* GOAL OF THE EXERCISE:
Pull each line containing "JSON" from the data.
****
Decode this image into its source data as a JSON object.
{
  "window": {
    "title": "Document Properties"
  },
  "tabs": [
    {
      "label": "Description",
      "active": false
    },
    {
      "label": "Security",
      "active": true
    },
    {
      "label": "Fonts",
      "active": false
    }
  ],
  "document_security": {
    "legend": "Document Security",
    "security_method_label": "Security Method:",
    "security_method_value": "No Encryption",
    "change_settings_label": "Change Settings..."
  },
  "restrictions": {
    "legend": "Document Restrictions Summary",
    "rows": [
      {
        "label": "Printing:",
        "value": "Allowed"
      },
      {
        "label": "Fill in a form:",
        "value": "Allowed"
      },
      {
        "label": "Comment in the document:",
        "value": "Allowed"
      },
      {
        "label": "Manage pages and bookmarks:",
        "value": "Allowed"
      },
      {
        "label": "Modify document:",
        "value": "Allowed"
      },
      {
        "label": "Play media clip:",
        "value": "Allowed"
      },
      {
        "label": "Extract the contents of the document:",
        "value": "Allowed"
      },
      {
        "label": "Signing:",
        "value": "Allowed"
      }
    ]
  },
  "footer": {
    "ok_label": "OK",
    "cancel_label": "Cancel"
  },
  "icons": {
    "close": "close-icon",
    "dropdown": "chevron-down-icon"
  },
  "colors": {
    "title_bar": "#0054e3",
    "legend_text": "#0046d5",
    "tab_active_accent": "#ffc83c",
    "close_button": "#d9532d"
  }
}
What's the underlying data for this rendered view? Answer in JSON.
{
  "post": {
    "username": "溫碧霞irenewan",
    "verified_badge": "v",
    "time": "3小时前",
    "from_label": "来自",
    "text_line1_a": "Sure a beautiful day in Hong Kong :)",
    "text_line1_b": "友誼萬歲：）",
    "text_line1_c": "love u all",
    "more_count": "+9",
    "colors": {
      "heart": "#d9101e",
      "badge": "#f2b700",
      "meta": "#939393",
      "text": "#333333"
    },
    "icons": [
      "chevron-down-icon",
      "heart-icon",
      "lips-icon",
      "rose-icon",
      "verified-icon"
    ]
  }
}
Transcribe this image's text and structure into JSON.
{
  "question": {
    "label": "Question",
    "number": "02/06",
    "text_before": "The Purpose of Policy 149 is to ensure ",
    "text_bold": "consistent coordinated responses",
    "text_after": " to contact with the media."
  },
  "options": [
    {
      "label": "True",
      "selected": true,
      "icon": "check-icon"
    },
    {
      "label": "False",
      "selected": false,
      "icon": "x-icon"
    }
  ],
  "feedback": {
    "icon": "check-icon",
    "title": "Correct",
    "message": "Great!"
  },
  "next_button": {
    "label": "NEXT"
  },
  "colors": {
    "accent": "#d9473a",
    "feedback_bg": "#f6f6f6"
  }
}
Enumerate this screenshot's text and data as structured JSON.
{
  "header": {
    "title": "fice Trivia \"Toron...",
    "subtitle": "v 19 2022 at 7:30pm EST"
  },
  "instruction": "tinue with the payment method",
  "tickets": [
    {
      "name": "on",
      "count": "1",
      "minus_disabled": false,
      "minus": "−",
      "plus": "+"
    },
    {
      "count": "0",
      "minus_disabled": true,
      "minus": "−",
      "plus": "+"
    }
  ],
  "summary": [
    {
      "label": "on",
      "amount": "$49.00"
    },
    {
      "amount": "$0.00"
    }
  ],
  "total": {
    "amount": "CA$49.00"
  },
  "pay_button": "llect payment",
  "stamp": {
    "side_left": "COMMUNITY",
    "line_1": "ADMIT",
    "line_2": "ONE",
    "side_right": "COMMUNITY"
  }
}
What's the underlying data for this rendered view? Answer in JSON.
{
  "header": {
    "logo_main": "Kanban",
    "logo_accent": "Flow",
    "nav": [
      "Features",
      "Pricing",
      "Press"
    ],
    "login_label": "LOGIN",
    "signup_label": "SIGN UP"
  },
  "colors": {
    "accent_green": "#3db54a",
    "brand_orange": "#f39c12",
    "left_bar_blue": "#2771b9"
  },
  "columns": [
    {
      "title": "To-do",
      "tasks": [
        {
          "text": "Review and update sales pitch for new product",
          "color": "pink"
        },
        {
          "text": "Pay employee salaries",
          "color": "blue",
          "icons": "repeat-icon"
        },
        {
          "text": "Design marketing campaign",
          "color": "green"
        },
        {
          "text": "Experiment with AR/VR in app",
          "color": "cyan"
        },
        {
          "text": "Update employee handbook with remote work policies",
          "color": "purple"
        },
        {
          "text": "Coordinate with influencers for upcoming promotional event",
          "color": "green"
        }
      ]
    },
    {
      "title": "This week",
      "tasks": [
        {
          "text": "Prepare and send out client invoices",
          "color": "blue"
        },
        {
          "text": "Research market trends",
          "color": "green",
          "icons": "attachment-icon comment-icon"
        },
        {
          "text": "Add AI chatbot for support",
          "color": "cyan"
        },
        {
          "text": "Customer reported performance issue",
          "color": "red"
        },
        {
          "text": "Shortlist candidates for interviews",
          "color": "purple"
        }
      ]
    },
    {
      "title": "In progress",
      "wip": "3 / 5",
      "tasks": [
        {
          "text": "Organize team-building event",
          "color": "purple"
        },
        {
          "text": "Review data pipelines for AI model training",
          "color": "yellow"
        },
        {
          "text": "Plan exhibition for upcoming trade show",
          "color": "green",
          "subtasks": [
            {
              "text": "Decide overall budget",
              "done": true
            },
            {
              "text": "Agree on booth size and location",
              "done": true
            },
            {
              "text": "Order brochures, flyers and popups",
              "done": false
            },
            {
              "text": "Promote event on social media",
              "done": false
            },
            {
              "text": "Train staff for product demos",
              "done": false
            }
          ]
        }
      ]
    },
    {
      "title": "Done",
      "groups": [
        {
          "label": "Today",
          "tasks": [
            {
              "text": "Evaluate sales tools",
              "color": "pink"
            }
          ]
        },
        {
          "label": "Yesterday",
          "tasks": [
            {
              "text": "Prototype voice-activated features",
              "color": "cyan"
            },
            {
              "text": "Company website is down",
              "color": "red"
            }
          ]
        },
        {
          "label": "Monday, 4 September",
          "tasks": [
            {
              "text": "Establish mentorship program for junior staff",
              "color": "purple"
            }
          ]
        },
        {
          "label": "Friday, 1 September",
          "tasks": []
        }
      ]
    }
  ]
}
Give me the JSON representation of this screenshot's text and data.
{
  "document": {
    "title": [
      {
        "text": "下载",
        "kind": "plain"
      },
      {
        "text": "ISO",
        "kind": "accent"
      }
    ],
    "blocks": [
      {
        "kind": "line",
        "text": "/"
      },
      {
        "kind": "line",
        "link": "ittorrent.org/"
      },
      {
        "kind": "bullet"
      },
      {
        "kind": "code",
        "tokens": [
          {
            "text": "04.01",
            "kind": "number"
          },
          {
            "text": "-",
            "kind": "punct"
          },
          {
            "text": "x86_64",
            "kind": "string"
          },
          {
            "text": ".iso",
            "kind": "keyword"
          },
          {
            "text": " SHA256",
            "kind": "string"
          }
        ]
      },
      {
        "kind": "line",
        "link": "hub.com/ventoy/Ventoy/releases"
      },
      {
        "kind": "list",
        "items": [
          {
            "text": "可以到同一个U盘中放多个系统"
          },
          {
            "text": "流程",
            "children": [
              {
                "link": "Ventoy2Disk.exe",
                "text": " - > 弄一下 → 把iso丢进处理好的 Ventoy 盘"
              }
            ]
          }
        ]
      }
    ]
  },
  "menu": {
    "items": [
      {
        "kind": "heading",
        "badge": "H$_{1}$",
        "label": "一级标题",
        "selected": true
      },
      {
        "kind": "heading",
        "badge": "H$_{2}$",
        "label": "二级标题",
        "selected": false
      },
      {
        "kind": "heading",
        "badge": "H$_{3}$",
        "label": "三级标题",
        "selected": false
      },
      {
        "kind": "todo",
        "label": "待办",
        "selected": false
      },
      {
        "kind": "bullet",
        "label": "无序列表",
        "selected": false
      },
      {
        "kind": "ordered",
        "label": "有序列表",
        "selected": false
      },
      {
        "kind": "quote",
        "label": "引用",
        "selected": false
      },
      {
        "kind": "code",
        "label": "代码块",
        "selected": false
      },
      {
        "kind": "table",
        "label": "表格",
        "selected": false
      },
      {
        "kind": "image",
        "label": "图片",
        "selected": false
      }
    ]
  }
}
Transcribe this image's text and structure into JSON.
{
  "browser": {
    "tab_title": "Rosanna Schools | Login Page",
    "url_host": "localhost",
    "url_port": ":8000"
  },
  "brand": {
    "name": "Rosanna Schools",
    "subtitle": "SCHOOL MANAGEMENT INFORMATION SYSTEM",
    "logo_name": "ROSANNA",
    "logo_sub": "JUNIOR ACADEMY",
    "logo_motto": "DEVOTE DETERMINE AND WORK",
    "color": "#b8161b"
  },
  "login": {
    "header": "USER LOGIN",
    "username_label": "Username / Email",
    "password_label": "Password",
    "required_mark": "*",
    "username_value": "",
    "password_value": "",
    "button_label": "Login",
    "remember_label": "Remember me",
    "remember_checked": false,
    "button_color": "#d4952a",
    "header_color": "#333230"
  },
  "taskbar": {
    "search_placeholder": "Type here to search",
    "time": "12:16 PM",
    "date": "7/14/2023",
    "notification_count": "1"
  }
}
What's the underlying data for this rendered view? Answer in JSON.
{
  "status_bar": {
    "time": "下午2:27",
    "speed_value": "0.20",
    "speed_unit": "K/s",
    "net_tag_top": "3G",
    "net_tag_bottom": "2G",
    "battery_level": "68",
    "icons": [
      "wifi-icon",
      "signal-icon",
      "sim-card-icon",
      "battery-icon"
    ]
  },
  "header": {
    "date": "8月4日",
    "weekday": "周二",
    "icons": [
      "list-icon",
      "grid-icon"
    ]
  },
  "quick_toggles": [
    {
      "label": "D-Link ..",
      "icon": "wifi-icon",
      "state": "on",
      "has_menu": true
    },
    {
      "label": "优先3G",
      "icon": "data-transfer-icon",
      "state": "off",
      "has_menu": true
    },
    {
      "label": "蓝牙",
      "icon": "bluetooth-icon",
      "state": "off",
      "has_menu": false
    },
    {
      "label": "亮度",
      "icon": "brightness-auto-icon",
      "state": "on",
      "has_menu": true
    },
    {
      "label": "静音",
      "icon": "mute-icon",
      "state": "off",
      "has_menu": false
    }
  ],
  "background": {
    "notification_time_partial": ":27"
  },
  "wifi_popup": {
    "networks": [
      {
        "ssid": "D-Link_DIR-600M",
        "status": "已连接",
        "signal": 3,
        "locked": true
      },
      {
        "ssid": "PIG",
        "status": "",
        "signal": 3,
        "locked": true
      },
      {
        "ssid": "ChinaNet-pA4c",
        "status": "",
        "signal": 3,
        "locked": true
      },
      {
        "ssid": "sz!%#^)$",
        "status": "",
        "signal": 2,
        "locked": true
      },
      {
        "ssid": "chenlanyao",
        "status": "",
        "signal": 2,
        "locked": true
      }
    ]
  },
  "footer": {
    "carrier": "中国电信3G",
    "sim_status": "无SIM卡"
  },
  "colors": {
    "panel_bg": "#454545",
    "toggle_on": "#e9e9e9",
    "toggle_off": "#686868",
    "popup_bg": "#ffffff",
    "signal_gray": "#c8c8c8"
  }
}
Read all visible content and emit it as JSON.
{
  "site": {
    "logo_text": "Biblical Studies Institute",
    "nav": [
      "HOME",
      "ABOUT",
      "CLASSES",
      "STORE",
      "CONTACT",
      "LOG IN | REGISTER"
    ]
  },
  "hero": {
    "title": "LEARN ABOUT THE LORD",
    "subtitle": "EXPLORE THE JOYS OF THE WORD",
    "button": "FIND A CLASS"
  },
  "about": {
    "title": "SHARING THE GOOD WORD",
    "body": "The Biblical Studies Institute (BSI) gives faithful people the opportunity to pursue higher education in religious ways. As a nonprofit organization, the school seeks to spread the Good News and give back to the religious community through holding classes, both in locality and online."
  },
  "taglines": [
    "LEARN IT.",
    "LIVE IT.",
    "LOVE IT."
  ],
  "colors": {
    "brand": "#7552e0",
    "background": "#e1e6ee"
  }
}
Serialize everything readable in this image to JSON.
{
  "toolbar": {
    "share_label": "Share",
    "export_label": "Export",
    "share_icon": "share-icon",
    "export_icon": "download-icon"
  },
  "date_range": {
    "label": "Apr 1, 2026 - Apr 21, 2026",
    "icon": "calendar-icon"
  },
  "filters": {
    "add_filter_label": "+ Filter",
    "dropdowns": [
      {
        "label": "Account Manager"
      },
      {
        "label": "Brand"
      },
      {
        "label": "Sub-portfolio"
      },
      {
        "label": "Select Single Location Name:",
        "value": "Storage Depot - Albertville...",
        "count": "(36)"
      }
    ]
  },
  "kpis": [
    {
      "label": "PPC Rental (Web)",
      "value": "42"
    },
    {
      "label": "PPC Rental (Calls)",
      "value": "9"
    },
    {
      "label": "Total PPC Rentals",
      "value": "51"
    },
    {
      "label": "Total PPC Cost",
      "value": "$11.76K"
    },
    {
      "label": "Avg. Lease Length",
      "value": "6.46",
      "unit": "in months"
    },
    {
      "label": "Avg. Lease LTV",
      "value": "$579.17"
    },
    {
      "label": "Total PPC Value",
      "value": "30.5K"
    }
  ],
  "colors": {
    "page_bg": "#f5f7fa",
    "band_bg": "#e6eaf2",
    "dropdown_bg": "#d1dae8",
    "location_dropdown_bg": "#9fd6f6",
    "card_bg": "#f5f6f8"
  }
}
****
* RESULT BELOW:
Decode this image into its source data as a JSON object.
What's the underlying data for this rendered view? Answer in JSON.
Transcribe this image's text and structure into JSON.
Enumerate this screenshot's text and data as structured JSON.
What's the underlying data for this rendered view? Answer in JSON.
Give me the JSON representation of this screenshot's text and data.
Transcribe this image's text and structure into JSON.
What's the underlying data for this rendered view? Answer in JSON.
Read all visible content and emit it as JSON.
Serialize everything readable in this image to JSON.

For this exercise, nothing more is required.